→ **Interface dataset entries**
+ + + +
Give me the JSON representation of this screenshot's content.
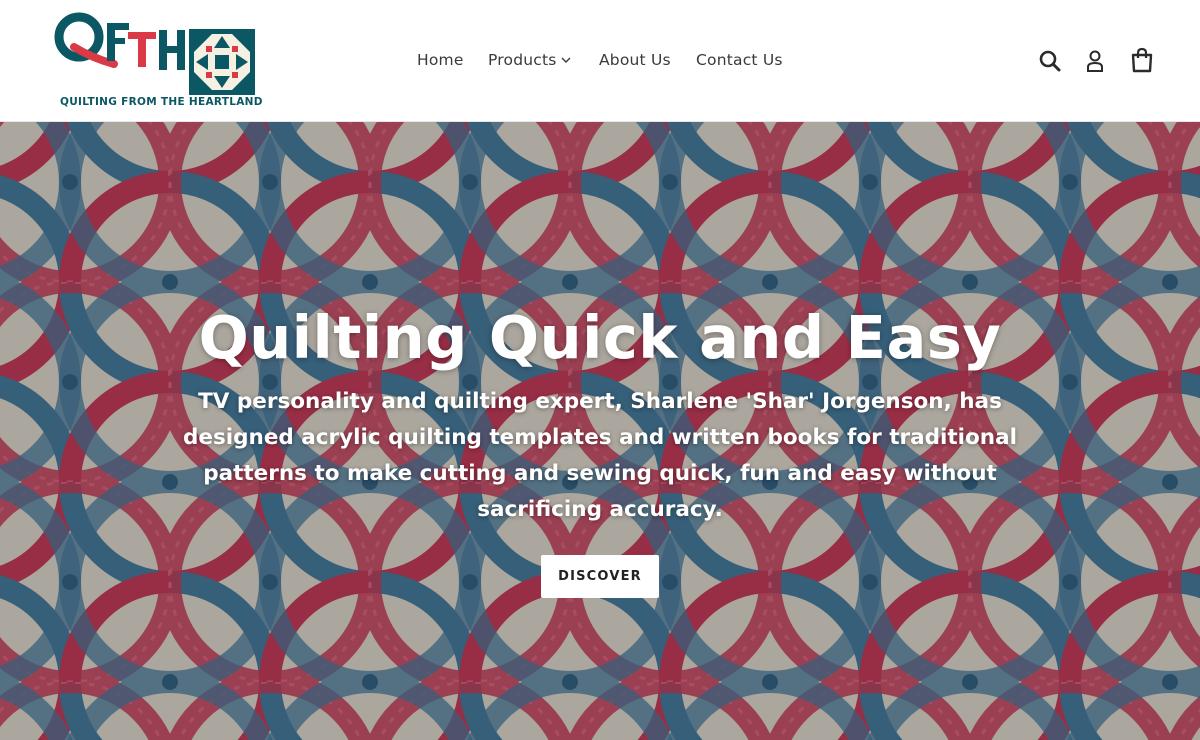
{
  "brand": {
    "logo_letters": "QFTH",
    "tagline": "QUILTING FROM THE HEARTLAND",
    "colors": {
      "teal": "#0b5763",
      "red": "#d93a45",
      "cream": "#f4f0e2"
    }
  },
  "nav": {
    "items": [
      {
        "label": "Home"
      },
      {
        "label": "Products",
        "has_dropdown": true
      },
      {
        "label": "About Us"
      },
      {
        "label": "Contact Us"
      }
    ]
  },
  "header_icons": {
    "search": "search-icon",
    "account": "account-icon",
    "cart": "cart-icon"
  },
  "hero": {
    "title": "Quilting Quick and Easy",
    "text": "TV personality and quilting expert, Sharlene 'Shar' Jorgenson, has designed acrylic quilting templates and written books for traditional patterns to make cutting and sewing quick, fun and easy without sacrificing accuracy.",
    "button_label": "DISCOVER",
    "colors": {
      "ring_red": "#b5344f",
      "ring_blue": "#3e6f8e",
      "background": "#cdc7bb"
    }
  }
}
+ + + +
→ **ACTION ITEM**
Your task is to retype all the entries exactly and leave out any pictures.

→ **SOLUTION TO THE PROBLEM**
Give me the JSON representation of this screenshot's content.
{
  "brand": {
    "logo_letters": "QFTH",
    "tagline": "QUILTING FROM THE HEARTLAND",
    "colors": {
      "teal": "#0b5763",
      "red": "#d93a45",
      "cream": "#f4f0e2"
    }
  },
  "nav": {
    "items": [
      {
        "label": "Home"
      },
      {
        "label": "Products",
        "has_dropdown": true
      },
      {
        "label": "About Us"
      },
      {
        "label": "Contact Us"
      }
    ]
  },
  "header_icons": {
    "search": "search-icon",
    "account": "account-icon",
    "cart": "cart-icon"
  },
  "hero": {
    "title": "Quilting Quick and Easy",
    "text": "TV personality and quilting expert, Sharlene 'Shar' Jorgenson, has designed acrylic quilting templates and written books for traditional patterns to make cutting and sewing quick, fun and easy without sacrificing accuracy.",
    "button_label": "DISCOVER",
    "colors": {
      "ring_red": "#b5344f",
      "ring_blue": "#3e6f8e",
      "background": "#cdc7bb"
    }
  }
}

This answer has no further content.